Generating more profit from your farm business

Page last updated: Tuesday, 18 September 2018 - 10:08am

Please note: This content may be out of date and is currently under review.

Managing costs to drive profit

Farm business managers must understand their cost structures, know breakeven production volumes required to cover all costs and have strategies in place to curb expenditure when it looks like production targets may not be met.

Costs can be fixed or variable. Fixed costs are expenses that the business will incur regardless of the season or volume produced. They include both fixed operating and non-operating costs such as permanent wages, overheads, depreciation and finance costs. Variable costs are direct input costs that vary with the season or volume produced such as fuel, repairs, fertiliser, livestock purchases, supplementary feed, animal health, seed, casual wages, freight costs, levies etcetera.

Given the variability in seasonal conditions, farm businesses need to have strategies in place to manage their cost structure. This provides for the flexibility to maximise production opportunity through additional expenditure in the favourable seasons and minimise costs in the poor seasons.
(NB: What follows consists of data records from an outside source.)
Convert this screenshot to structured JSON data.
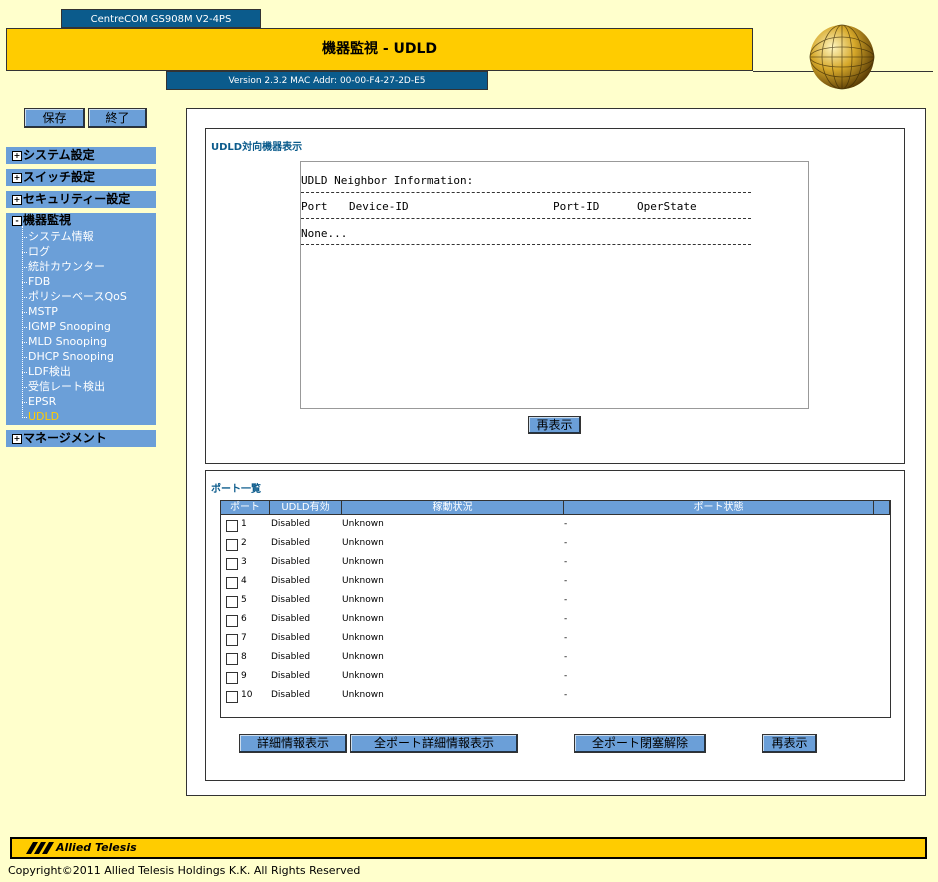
{
  "header": {
    "model": "CentreCOM GS908M V2-4PS",
    "title": "機器監視 - UDLD",
    "version": "Version 2.3.2 MAC Addr: 00-00-F4-27-2D-E5"
  },
  "toolbar": {
    "save_label": "保存",
    "exit_label": "終了"
  },
  "sidebar": {
    "sections": [
      {
        "label": "システム設定",
        "toggle": "+"
      },
      {
        "label": "スイッチ設定",
        "toggle": "+"
      },
      {
        "label": "セキュリティー設定",
        "toggle": "+"
      },
      {
        "label": "機器監視",
        "toggle": "-"
      },
      {
        "label": "マネージメント",
        "toggle": "+"
      }
    ],
    "monitor_items": [
      "システム情報",
      "ログ",
      "統計カウンター",
      "FDB",
      "ポリシーベースQoS",
      "MSTP",
      "IGMP Snooping",
      "MLD Snooping",
      "DHCP Snooping",
      "LDF検出",
      "受信レート検出",
      "EPSR",
      "UDLD"
    ],
    "active_item": "UDLD",
    "active_color": "#ffcc00"
  },
  "udld_panel": {
    "title": "UDLD対向機器表示",
    "info_heading": "UDLD Neighbor Information:",
    "col_port": "Port",
    "col_device": "Device-ID",
    "col_port_id": "Port-ID",
    "col_oper": "OperState",
    "none_text": "None...",
    "refresh_label": "再表示"
  },
  "ports_panel": {
    "title": "ポート一覧",
    "headers": [
      "ポート",
      "UDLD有効",
      "稼動状況",
      "ポート状態"
    ],
    "rows": [
      {
        "port": "1",
        "udld": "Disabled",
        "status": "Unknown",
        "state": "-"
      },
      {
        "port": "2",
        "udld": "Disabled",
        "status": "Unknown",
        "state": "-"
      },
      {
        "port": "3",
        "udld": "Disabled",
        "status": "Unknown",
        "state": "-"
      },
      {
        "port": "4",
        "udld": "Disabled",
        "status": "Unknown",
        "state": "-"
      },
      {
        "port": "5",
        "udld": "Disabled",
        "status": "Unknown",
        "state": "-"
      },
      {
        "port": "6",
        "udld": "Disabled",
        "status": "Unknown",
        "state": "-"
      },
      {
        "port": "7",
        "udld": "Disabled",
        "status": "Unknown",
        "state": "-"
      },
      {
        "port": "8",
        "udld": "Disabled",
        "status": "Unknown",
        "state": "-"
      },
      {
        "port": "9",
        "udld": "Disabled",
        "status": "Unknown",
        "state": "-"
      },
      {
        "port": "10",
        "udld": "Disabled",
        "status": "Unknown",
        "state": "-"
      }
    ],
    "buttons": {
      "detail": "詳細情報表示",
      "all_detail": "全ポート詳細情報表示",
      "unblock_all": "全ポート閉塞解除",
      "refresh": "再表示"
    }
  },
  "footer": {
    "brand": "Allied Telesis",
    "copyright": "Copyright©2011 Allied Telesis Holdings K.K. All Rights Reserved"
  }
}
A farm business with a high proportion of fixed costs is at greater risk in areas of volatile seasonal production than a business with low fixed costs. Businesses with low fixed costs are able to buffer a series of low return years more easily. Farm business managers need to be acutely aware of this when considering additional land, machinery or other capital purchases as the interest and capital allowance expenses will be incurred regardless of how favourable future seasons are.
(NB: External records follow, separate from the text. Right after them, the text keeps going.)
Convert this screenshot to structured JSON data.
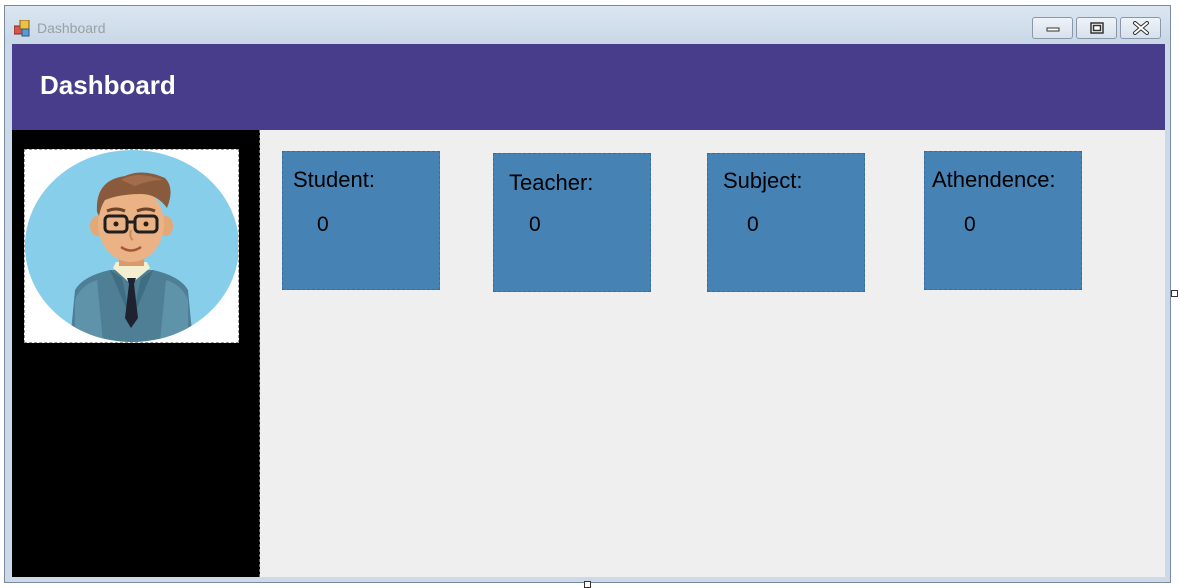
{
  "window": {
    "title": "Dashboard",
    "controls": [
      "minimize",
      "maximize",
      "close"
    ]
  },
  "header": {
    "title": "Dashboard",
    "color": "#483d8b"
  },
  "sidebar": {
    "color": "#000000",
    "avatar": "user-avatar-illustration"
  },
  "cards": [
    {
      "label": "Student:",
      "count": "0"
    },
    {
      "label": "Teacher:",
      "count": "0"
    },
    {
      "label": "Subject:",
      "count": "0"
    },
    {
      "label": "Athendence:",
      "count": "0"
    }
  ],
  "colors": {
    "card": "#4682b4",
    "content_bg": "#efefef"
  }
}
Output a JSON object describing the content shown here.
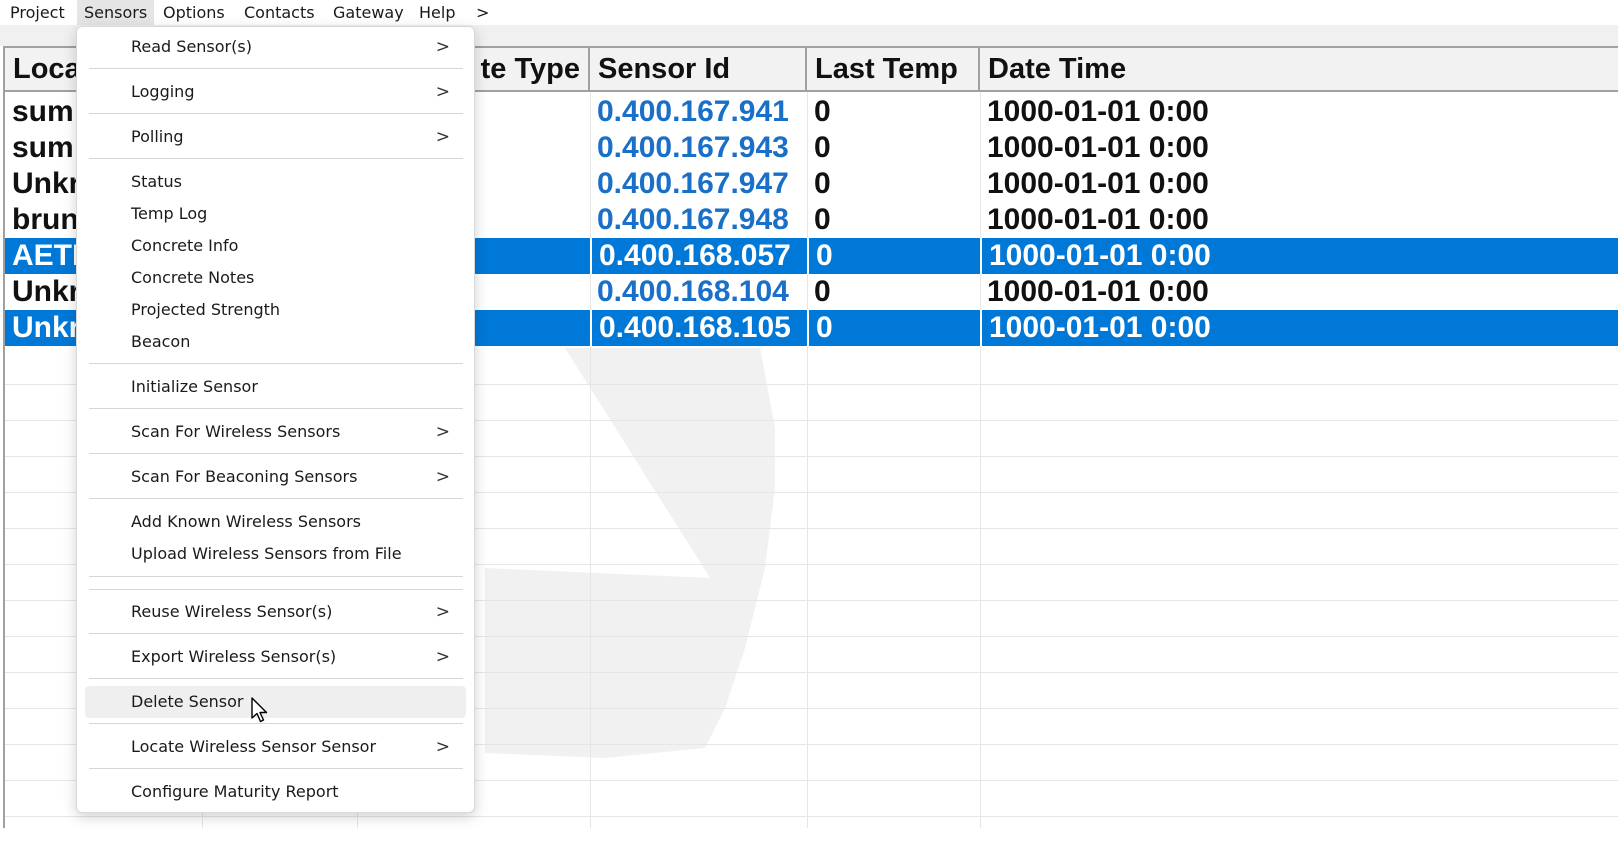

Assessing business decisions

Farm business managers should calculate the return on investment (ROI) for every option when considering an investment decision.

Return on investment (ROI) = profit / cost of investment
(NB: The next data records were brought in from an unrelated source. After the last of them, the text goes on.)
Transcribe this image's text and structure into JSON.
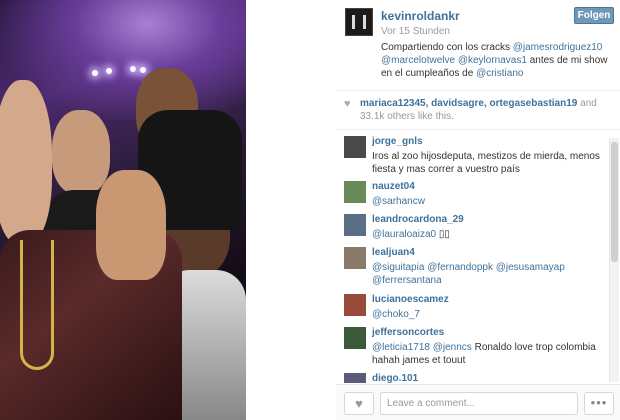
{
  "post": {
    "username": "kevinroldankr",
    "time": "Vor 15 Stunden",
    "follow_label": "Folgen",
    "caption_parts": [
      {
        "text": "Compartiendo con los cracks ",
        "mention": false
      },
      {
        "text": "@jamesrodriguez10",
        "mention": true
      },
      {
        "text": " ",
        "mention": false
      },
      {
        "text": "@marcelotwelve",
        "mention": true
      },
      {
        "text": " ",
        "mention": false
      },
      {
        "text": "@keylornavas1",
        "mention": true
      },
      {
        "text": " antes de mi show en el cumpleaños de ",
        "mention": false
      },
      {
        "text": "@cristiano",
        "mention": true
      }
    ]
  },
  "likes": {
    "names": "mariaca12345, davidsagre, ortegasebastian19",
    "rest": " and 33.1k others like this."
  },
  "comments": [
    {
      "user": "jorge_gnls",
      "avatar_color": "#4a4a4a",
      "parts": [
        {
          "text": "Iros al zoo hijosdeputa, mestizos de mierda, menos fiesta y mas correr a vuestro país",
          "mention": false
        }
      ]
    },
    {
      "user": "nauzet04",
      "avatar_color": "#6a8a5a",
      "parts": [
        {
          "text": "@sarhancw",
          "mention": true
        }
      ]
    },
    {
      "user": "leandrocardona_29",
      "avatar_color": "#5a6f86",
      "parts": [
        {
          "text": "@lauraloaiza0",
          "mention": true
        },
        {
          "text": " ▯▯",
          "mention": false
        }
      ]
    },
    {
      "user": "lealjuan4",
      "avatar_color": "#8a7a6a",
      "parts": [
        {
          "text": "@siguitapia",
          "mention": true
        },
        {
          "text": " ",
          "mention": false
        },
        {
          "text": "@fernandoppk",
          "mention": true
        },
        {
          "text": " ",
          "mention": false
        },
        {
          "text": "@jesusamayap",
          "mention": true
        },
        {
          "text": " ",
          "mention": false
        },
        {
          "text": "@ferrersantana",
          "mention": true
        }
      ]
    },
    {
      "user": "lucianoescamez",
      "avatar_color": "#9a4a3a",
      "parts": [
        {
          "text": "@choko_7",
          "mention": true
        }
      ]
    },
    {
      "user": "jeffersoncortes",
      "avatar_color": "#3a5a3a",
      "parts": [
        {
          "text": "@leticia1718",
          "mention": true
        },
        {
          "text": " ",
          "mention": false
        },
        {
          "text": "@jenncs",
          "mention": true
        },
        {
          "text": " Ronaldo love trop colombia hahah james et touut",
          "mention": false
        }
      ]
    },
    {
      "user": "diego.101",
      "avatar_color": "#5a5a7a",
      "parts": []
    }
  ],
  "footer": {
    "comment_placeholder": "Leave a comment...",
    "like_icon": "heart-icon",
    "more_icon": "ellipsis-icon"
  },
  "colors": {
    "link": "#3f729b",
    "follow_button": "#6f97b6"
  }
}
When considering an investment in a new technology or upgrade calculate the expected cost savings or increased production value first so you can work how much you can spend to justify the investment or the payback period of the investment.

Payback period = cost / annual net benefit

Contact information

Tamara Alexander